Are you interested in a federated alternative to Goodreads that doesn't use Amazon?

because I'm making a federated alternative to Goodreads that doesn't use Amazon

Information on creating marbled paper with LaTeX! https://people.csail.mit.edu/jaffer/Marbling/.

You can find the package documentation here: https://ctan.org/pkg/pst-marble .

Sir Thomas Urquhart was a 17th-century Scottish eccentric who tried to systematize a new language for trigonometry; the law of sines was abbreviated as “eproso”, which (if you know the system) encapsulates its meaning.

OMFG A FEDERATED SCHOLARLY COMMUNICATIONS PLATFORM!

I literally cannot wait to dig into this!! It's what I've been wanting!

#Accessibility

A color contrast checker that offers alternatives if your color combination has not enough contrast. It would be cool to chose if you want to change background or foreground though but it's still very nice to get suggestions

RT @DataVizSociety@twitter.com

#DataVisualization can help us make sense of and teach about the coronavirus, but the stakes are high. @abmakulec@twitter.com has 10 considerations to help you #VizResponsibly:

🐦🔗: https://twitter.com/DataVizSociety/status/1237803279486275585

Mathemagics

Article by Pierre Cartier

In collections: Notation and conventions, The act of doing maths

My thesis is:there is another way of doing mathematics, equally successful, and the two methods should supplement each other and not fight.

URL: http://ftp.gwdg.de/pub/misc/EMIS/journals/SLC/wpapers/s44cartier1.pdf

Entry: http://read.somethingorotherwhatever.com/entry/Mathemagics

The innovation here seems to be in the emphasis placed on the properties of the sum of the roots and the product of the roots.

And now, substituting into the formula for \(r\) and \(s\), we get \(r, s = -\frac{b}{2} \pm \sqrt{\frac{b^2}{4} - c}\).
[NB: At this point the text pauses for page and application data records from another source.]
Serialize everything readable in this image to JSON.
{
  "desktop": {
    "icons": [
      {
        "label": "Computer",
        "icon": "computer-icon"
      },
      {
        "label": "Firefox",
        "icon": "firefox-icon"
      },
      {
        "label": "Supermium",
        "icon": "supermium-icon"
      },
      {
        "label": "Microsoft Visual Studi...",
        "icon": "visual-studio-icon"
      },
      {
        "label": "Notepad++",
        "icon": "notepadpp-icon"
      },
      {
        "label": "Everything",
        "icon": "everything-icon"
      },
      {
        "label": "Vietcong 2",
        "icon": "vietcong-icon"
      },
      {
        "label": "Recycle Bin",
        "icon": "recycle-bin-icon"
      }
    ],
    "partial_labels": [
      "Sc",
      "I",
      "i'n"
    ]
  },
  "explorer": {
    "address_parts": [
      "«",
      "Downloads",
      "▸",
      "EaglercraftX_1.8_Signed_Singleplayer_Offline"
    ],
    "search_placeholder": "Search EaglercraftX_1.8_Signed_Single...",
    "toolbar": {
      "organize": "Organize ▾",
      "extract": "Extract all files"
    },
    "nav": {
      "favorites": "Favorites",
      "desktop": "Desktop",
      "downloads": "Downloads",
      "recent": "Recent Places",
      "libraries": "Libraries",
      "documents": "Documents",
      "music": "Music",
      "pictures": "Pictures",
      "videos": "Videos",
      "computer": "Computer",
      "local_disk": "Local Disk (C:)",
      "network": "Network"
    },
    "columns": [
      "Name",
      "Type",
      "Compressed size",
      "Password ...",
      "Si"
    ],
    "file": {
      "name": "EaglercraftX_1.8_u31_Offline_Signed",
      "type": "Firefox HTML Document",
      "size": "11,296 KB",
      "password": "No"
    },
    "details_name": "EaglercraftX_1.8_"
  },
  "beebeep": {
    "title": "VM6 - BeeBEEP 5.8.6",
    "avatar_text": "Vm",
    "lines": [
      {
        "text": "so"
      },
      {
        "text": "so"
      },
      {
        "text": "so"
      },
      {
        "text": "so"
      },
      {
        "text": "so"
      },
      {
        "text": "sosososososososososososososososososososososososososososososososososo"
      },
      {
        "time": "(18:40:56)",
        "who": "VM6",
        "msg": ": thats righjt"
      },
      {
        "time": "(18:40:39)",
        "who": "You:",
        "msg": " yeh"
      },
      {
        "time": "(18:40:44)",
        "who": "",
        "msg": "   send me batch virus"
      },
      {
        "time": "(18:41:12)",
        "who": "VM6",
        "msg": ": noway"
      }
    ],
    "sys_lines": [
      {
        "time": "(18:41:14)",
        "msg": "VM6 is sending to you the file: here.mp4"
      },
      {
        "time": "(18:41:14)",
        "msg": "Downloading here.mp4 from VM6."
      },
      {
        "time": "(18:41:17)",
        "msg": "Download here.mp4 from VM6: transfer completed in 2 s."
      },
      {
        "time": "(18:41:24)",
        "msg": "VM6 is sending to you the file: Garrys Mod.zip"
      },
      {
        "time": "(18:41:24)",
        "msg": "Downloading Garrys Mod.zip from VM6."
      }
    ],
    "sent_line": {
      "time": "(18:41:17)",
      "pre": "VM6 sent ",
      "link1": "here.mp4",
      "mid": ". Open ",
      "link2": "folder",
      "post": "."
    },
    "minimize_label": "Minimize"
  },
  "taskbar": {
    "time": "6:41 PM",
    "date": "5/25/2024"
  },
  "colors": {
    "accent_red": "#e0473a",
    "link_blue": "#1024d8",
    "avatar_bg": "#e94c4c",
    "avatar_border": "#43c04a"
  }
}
But this is just the same as \(\frac{-b \pm \sqrt{b^2 - 4c}}{2}\), which is exactly what we would expect from the standard formula, given that \(a=1\)! The general derivation, for \(a \neq 1\), takes a few more steps, but is fairly straightforward.

Now, the only way we can have \(r+s = -b\) is if \(r = -\frac{b}{2} + z\) and \(s = -\frac{b}{2} - z\), for some \(z\).

Since \(rs = c\), this means that \(c = \frac{b^2}{4} - z^2\).

Rearranging, we get \(z = \pm \sqrt{\frac{b^2}{4} - c}\).

The trick is as follows: Assume, first of all, that \(a=1\), and let \(r\) and \(s\) be the (unknown) roots. Then we can write \(x^2 + bx + c = (x - r)(x - s)\).

Expanding the right-hand side, we get \(x^2 + bx + c = x^2 - (r+s)x + rs\).

So we have \(r + s = -b\), and \(rs = c\).

I've just discovered something incredible: Jim Fowler has compiled TikZ to WebAssembly! That means you can render TikZ diagrams in web pages, **on the fly**!!

I've made a demo page with an editor, so you can see it and believe it: https://tikzjax-demo.glitch.me

- Favourite Unicode math font
- Libertinus

- Currently studying
- Category theory; group theory

Joined Jul 2018